"Social Justice is My Core"

Assistant Principal John Nepomuceno of San Francisco’s Balboa High School describes himself as a social justice educator and equity advocate. After more than 20 years as a teacher and school leader, he continues to work mainly with disadvantaged urban youth and says, “Social justice is still at the core of my practice.”

Raised on the southeast side of San Diego, a city perceived as wealthy and idyllic, he describes his neighborhood as “a cool place full of colorful murals and low-riders, where you could get Mexican, Filipino and soul food.” Atmospherically, he felt as though it was part of his Filipino DNA but, he says, “It was not the safest area.”

Throughout his career, he has acted upon the belief that students benefit from learning about the challenges and struggles endemic in their communities. 

“I like to arm my students with the knowledge and resources to help them change their communities,” he says. He thinks the influence of social justice education is pervasive and transformative, “even though the pundits on the other side like to make fun of it.”

Most of his family is on the political right, “so I’ve been exposed to Fox and OANN. I know how they think.”

His home life was unstable and beset with financial difficulty. To avoid it, he stayed after school as often as possible. A Japanese language teacher, Toshiko Hasegawa, and an English teacher, Elizabeth Scarborough, at Samuel F.B. Morse High School pushed him forward. “Miss Scarborough liked my writing, so in 11th grade I found my voice.”

Longing to go far from home, he enrolled at the University of California, Berkeley, where he majored in English, although his path zig-zagged.

“I enlisted in the Marines after 9/11,” he explained. “I was mesmerized by the tragedy.” 

After being honorably discharged due to an injury sustained in training, he went back to Berkeley full time. “But the military certainly molded me into a better leader and someone who could respect the chain of command.”

While in college, he became an after-school mentor and then a college adviser and tutor at Castlemont High School in East Oakland, which helped prepare him for his work with underserved youth. 

Following a few years of substitute teaching back in Southeast San Diego, he returned to the Bay Area and taught English Language Arts (ELA) at San Lorenzo High School, Mandela High School and Fremont High School, where most of his students were Latino, Black and Southeast Asian. During those years he remembers with pride teaching the work of Richard Wright, Malcolm X, César Chávez, Elie Wiesel and Alex Haley.

Today at Balboa, he and an excellent staff are dealing with the aftermath of the COVID-19 pandemic.

“A lot of our students are still falling by the wayside, and this has led us to use outside resources, especially the help of community groups,” he says. “They have been indispensable. We even bring in guys from O.G. Original Gangsters, former gang members, some from San Quentin prison, who are trying to pay it forward.
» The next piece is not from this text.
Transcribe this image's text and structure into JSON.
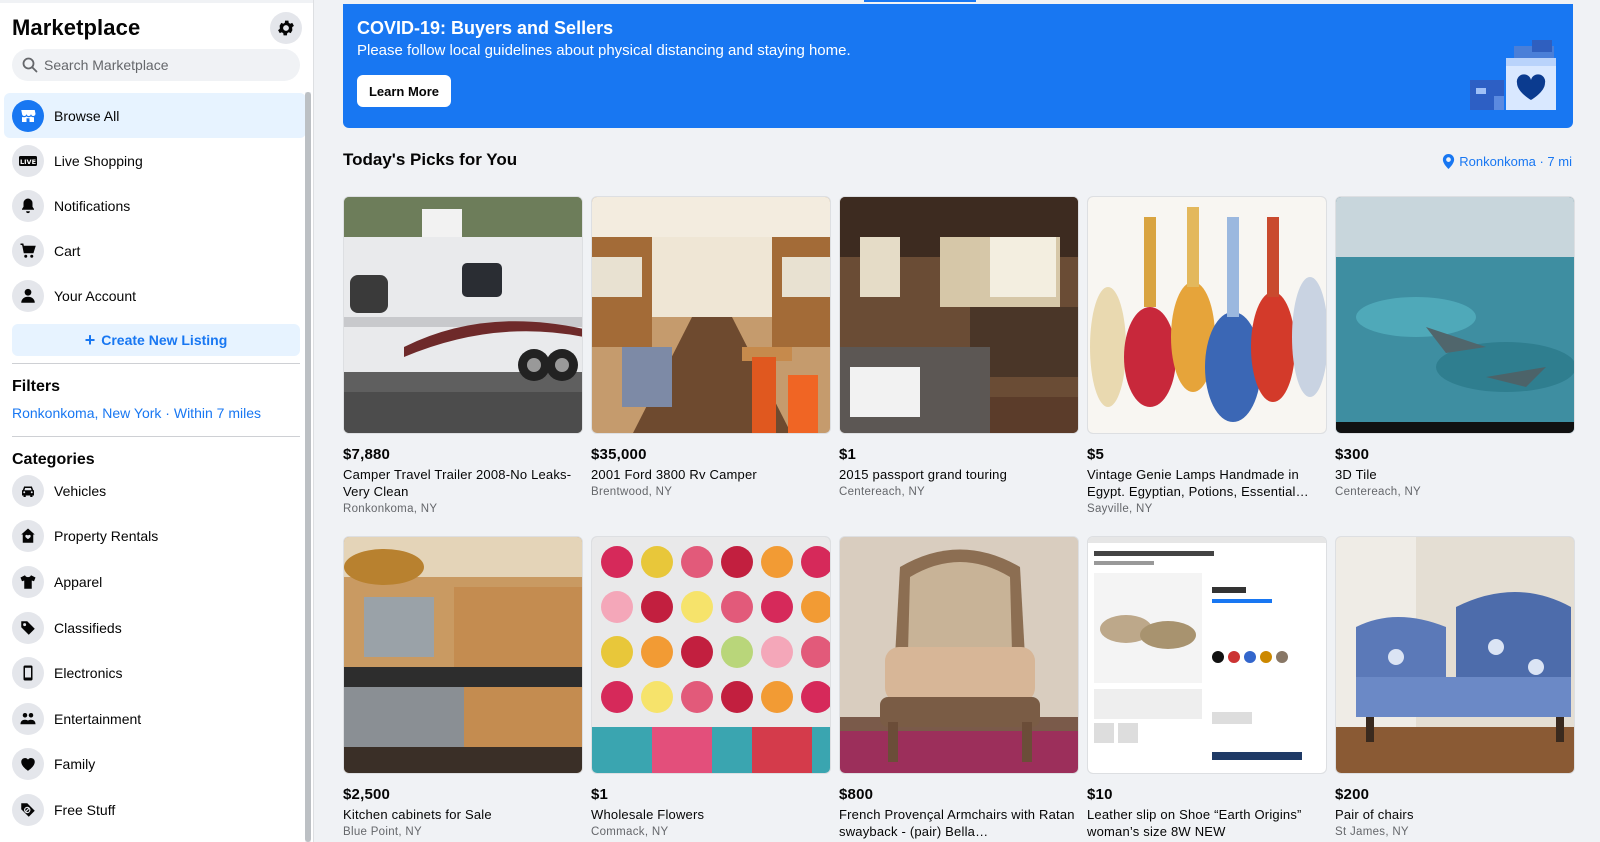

“All these outside groups were incredible, helping us find kids who weren’t showing up on Zoom. Making home visits, finding their case managers. And now helping the kids get back into the mix,” John says. “I think the students are starting to recognize how much we care about them and it’s making a difference.”

He says depression is still at an all-time high level and affects teachers and administrators as well. Though it is better for him now, his own personal life began to unravel as a second son was born amid the challenges of sheltering in place. He found that his school obligations and the support of his principals, Susan Ritter, Freedom Siyam and Catherine Arenson, were a balm. “Then, reopening schools was unbelievably challenging, but it was the very best thing that could have happened to me,” he says.

Besides the unprecedented pandemic, “students today are faced with the reality of social media,” he says. “Some of it in the Bay Area is connected to break-ins and assaults. Some of our students are seeing this and are tempted to get roped in and make an easy buck. They can be seduced by a sense of hopelessness.” 

“I think a big part of helping the kids is exhibiting resilience,” he says. “We’ve armed ourselves with resilience and bring it to the students. They take it in.”

His own life is on the upswing. He has completed his first year as a fellow in the School Leaders Program at Stanford University’s Graduate School of Education/Center to Support Excellence in Teaching, for which only 10 school leaders were chosen nationwide. “It’s great being with like-minded school leaders,” he says. “We are a small but mighty cohort.” 

He has begun to think about adding a Ph.D. to his two master’s degrees and his administrative services credential. Becoming a principal was never on his radar before, but now he can imagine it.

Fitting it all in will be the trick. His work hours are basically 7 a.m. to 7 p.m. Nevertheless, he’s gotten back into boxing and martial arts, especially Brazilian jiu-jitsu. 

 “We turn surviving into thriving, coping into hoping” is a quotation he has taken to heart from his dear friend and former colleague, Dr. Patrick Camangian, a professor of teacher education at the University of San Francisco. John says he continues to be inspired by that message and to communicate it to his students.